Sabrina said...

In chapter three when Stephen is walking home from dinner in honor of Saint Francis Xavier and he is mad about how much he ate he talks about how he feels like he has become a beast. I think that I understand the different things he means by this, he talks about how rich the food was, and he is angry that he ate the way he did. This is a moment when he is falling (part of our rising and falling motif). Stephen tends to not just get angry with himself, but he gets so mad that he thinks he will be sent to Hell. He wants to rise to heaven but things constantly keep him down. Odd enough, he doesn't feel like he is falling at the end of the chapter.

Molly A said...

I noticed one particular connection of motifs in chapter 3, regarding Stephen’s feelings of imprisonment within his sins. On page 111, Joyce writes, “…he joined gently the fingers of each hand, forming a frail cage by the union of their tips.” This represents an enclosure that houses a guilt that is derived from religion, or in this case, sac religion. However, the gentle and weak image that we get from the description leads us to believe that there is a way to break free of the cage’s restriction.
Shortly after this imagery, on page 120, Joyce writes, “The leprous company of his sins closed about him, breathing upon him, bending over him from all sides.” This, similarly to the quote on page 111, illustrates the bottled up, enclosed structure of his sins around him, as well as his momentary inability to escape them. The idea that it is possible to escape these sins is proposed, once again, at the end of chapter 3, on page 127, when it says “In spite of all he had done it. He had confessed and God had pardoned him. His soul was made fair and holy once more, holy and happy.”
A cage is a particular object I’d identified as a motif a few times in this chapter. However, after making this connection, I also believe Joyce was using a method of foreshadowing, through the use of this motif.

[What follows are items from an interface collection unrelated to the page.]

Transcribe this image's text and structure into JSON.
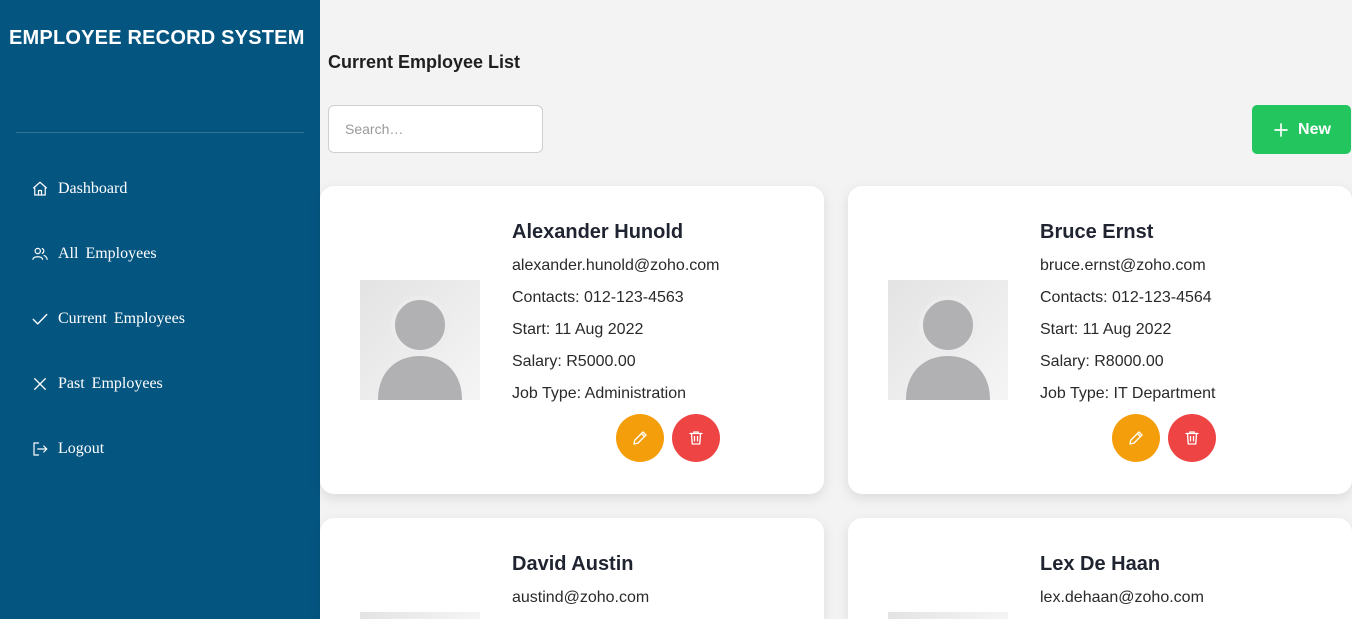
{
  "sidebar": {
    "title": "EMPLOYEE RECORD SYSTEM",
    "items": [
      {
        "label": "Dashboard",
        "icon": "home-icon"
      },
      {
        "label": "All  Employees",
        "icon": "users-icon"
      },
      {
        "label": "Current  Employees",
        "icon": "check-icon"
      },
      {
        "label": "Past  Employees",
        "icon": "x-icon"
      },
      {
        "label": "Logout",
        "icon": "logout-icon"
      }
    ]
  },
  "main": {
    "title": "Current Employee List",
    "search_placeholder": "Search…",
    "new_label": "New"
  },
  "employees": [
    {
      "name": "Alexander Hunold",
      "email": "alexander.hunold@zoho.com",
      "contacts": "Contacts: 012-123-4563",
      "start": "Start: 11 Aug 2022",
      "salary": "Salary: R5000.00",
      "job": "Job Type: Administration"
    },
    {
      "name": "Bruce Ernst",
      "email": "bruce.ernst@zoho.com",
      "contacts": "Contacts: 012-123-4564",
      "start": "Start: 11 Aug 2022",
      "salary": "Salary: R8000.00",
      "job": "Job Type: IT Department"
    },
    {
      "name": "David Austin",
      "email": "austind@zoho.com"
    },
    {
      "name": "Lex De Haan",
      "email": "lex.dehaan@zoho.com"
    }
  ],
  "colors": {
    "sidebar_bg": "#055581",
    "page_bg": "#f3f3f3",
    "new_button": "#22c55e",
    "edit_button": "#f59e0b",
    "delete_button": "#ef4444"
  }
}
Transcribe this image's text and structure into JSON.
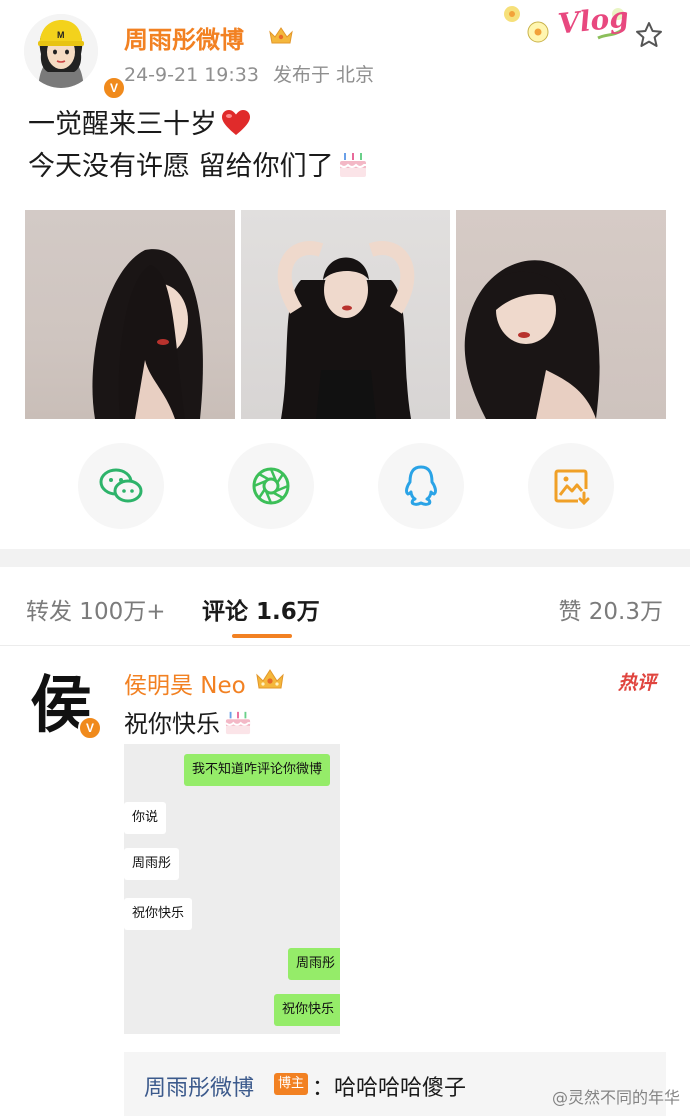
{
  "post": {
    "author": "周雨彤微博",
    "time": "24-9-21 19:33",
    "location_label": "发布于 北京",
    "sticker": "Vlog",
    "avatar_badge": "V",
    "text_line1": "一觉醒来三十岁",
    "text_line2": "今天没有许愿 留给你们了"
  },
  "share": {
    "items": [
      "wechat-icon",
      "moments-icon",
      "qq-icon",
      "save-image-icon"
    ]
  },
  "tabs": {
    "repost": "转发 100万+",
    "comments": "评论 1.6万",
    "likes": "赞 20.3万"
  },
  "comment": {
    "author": "侯明昊 Neo",
    "avatar_char": "侯",
    "avatar_badge": "V",
    "hot_label": "热评",
    "text": "祝你快乐"
  },
  "chat": {
    "messages": [
      {
        "side": "right",
        "text": "我不知道咋评论你微博"
      },
      {
        "side": "left",
        "text": "你说"
      },
      {
        "side": "left",
        "text": "周雨彤"
      },
      {
        "side": "left",
        "text": "祝你快乐"
      },
      {
        "side": "right",
        "text": "周雨彤"
      },
      {
        "side": "right",
        "text": "祝你快乐"
      }
    ]
  },
  "reply": {
    "author": "周雨彤微博",
    "badge": "博主",
    "text": "：哈哈哈哈傻子"
  },
  "watermark": "@灵然不同的年华",
  "colors": {
    "accent": "#f28122",
    "link": "#3c5a8c",
    "hot": "#e0453f",
    "chat_green": "#95ec69"
  }
}
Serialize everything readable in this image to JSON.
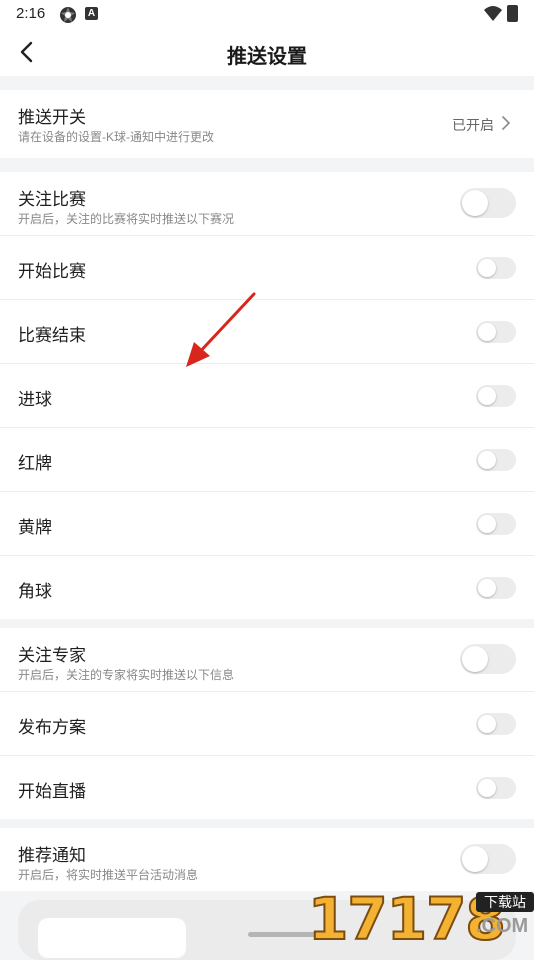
{
  "status_bar": {
    "time": "2:16",
    "icons": [
      "settings-gear-icon",
      "a-badge-icon",
      "wifi-icon",
      "battery-icon"
    ],
    "badge_letter": "A"
  },
  "header": {
    "title": "推送设置",
    "back_icon": "back-chevron-icon"
  },
  "push_switch": {
    "label": "推送开关",
    "desc": "请在设备的设置-K球-通知中进行更改",
    "value": "已开启"
  },
  "match_section": {
    "master": {
      "label": "关注比赛",
      "desc": "开启后，关注的比赛将实时推送以下赛况",
      "on": false
    },
    "items": [
      {
        "label": "开始比赛",
        "on": false
      },
      {
        "label": "比赛结束",
        "on": false
      },
      {
        "label": "进球",
        "on": false
      },
      {
        "label": "红牌",
        "on": false
      },
      {
        "label": "黄牌",
        "on": false
      },
      {
        "label": "角球",
        "on": false
      }
    ]
  },
  "expert_section": {
    "master": {
      "label": "关注专家",
      "desc": "开启后，关注的专家将实时推送以下信息",
      "on": false
    },
    "items": [
      {
        "label": "发布方案",
        "on": false
      },
      {
        "label": "开始直播",
        "on": false
      }
    ]
  },
  "recommend_section": {
    "master": {
      "label": "推荐通知",
      "desc": "开启后，将实时推送平台活动消息",
      "on": false
    }
  },
  "watermark": {
    "digits": "17178",
    "tag": "下载站",
    "domain": ".COM"
  },
  "colors": {
    "background": "#f3f4f6",
    "toggle_off": "#ececec",
    "annotation_arrow": "#d9261c",
    "watermark": "#f3b232"
  }
}
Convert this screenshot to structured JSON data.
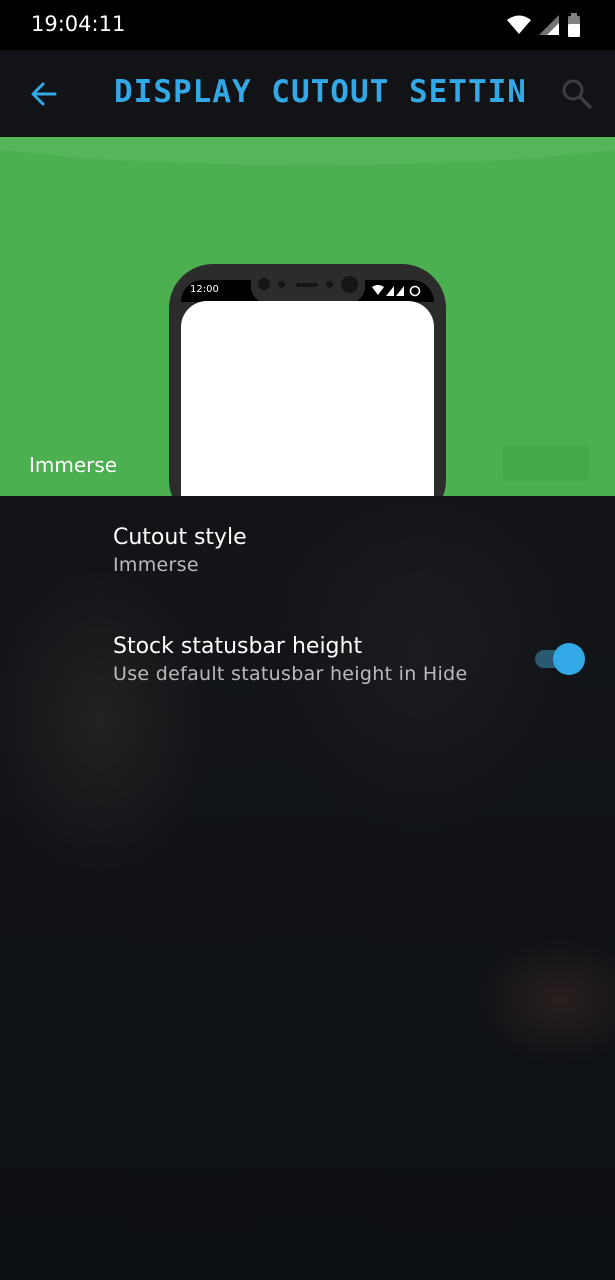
{
  "status_bar": {
    "time": "19:04:11",
    "icons": [
      "wifi-icon",
      "signal-icon",
      "battery-icon"
    ]
  },
  "app_bar": {
    "title": "DISPLAY CUTOUT SETTIN…",
    "back_icon": "arrow-left-icon",
    "search_icon": "search-icon"
  },
  "preview": {
    "label": "Immerse",
    "phone_time": "12:00"
  },
  "settings": [
    {
      "title": "Cutout style",
      "summary": "Immerse"
    },
    {
      "title": "Stock statusbar height",
      "summary": "Use default statusbar height in Hide",
      "toggle_on": true
    }
  ],
  "colors": {
    "accent": "#32a9e6",
    "preview_bg": "#4caf50",
    "app_bar_bg": "#111316",
    "status_bar_bg": "#000000"
  }
}
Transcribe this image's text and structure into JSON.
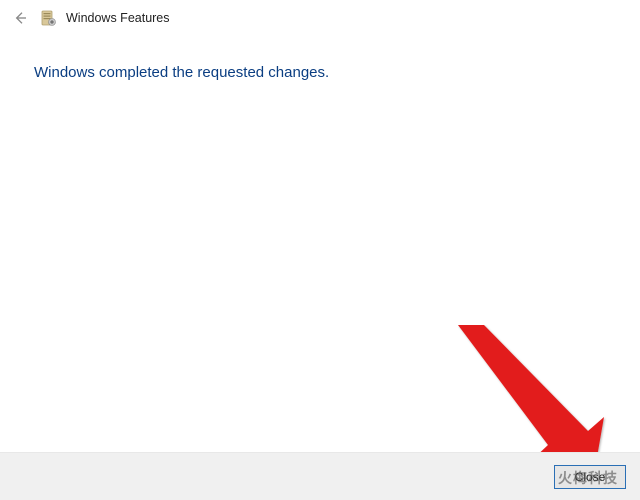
{
  "titlebar": {
    "title": "Windows Features"
  },
  "content": {
    "message": "Windows completed the requested changes."
  },
  "footer": {
    "close_label": "Close"
  },
  "watermark": {
    "text": "火梅科技"
  }
}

fenkor said...

H. Ono

p 102 Has serveral discriptive imagery that show the struggles Steven has over his body. On one hand he talks about "harlots with gleaming jewel eyes" and then "guilty confession." The motif of water returns in the form of rain falling of the chapel. This could mean washing away the bad or sadness. Steven also compares himself and Emma to Adam and Eve by talking about "children that had erred." The cold returns with cold sweat as Steven remebers the things he had done and regretted. A priest on p 112 says that "greatest is the pain of loss" referring to losing God and this goes on to ways to not losing. IN the end on p125 Steven confesses and appears to be forgiven of all sin but the struggles continue.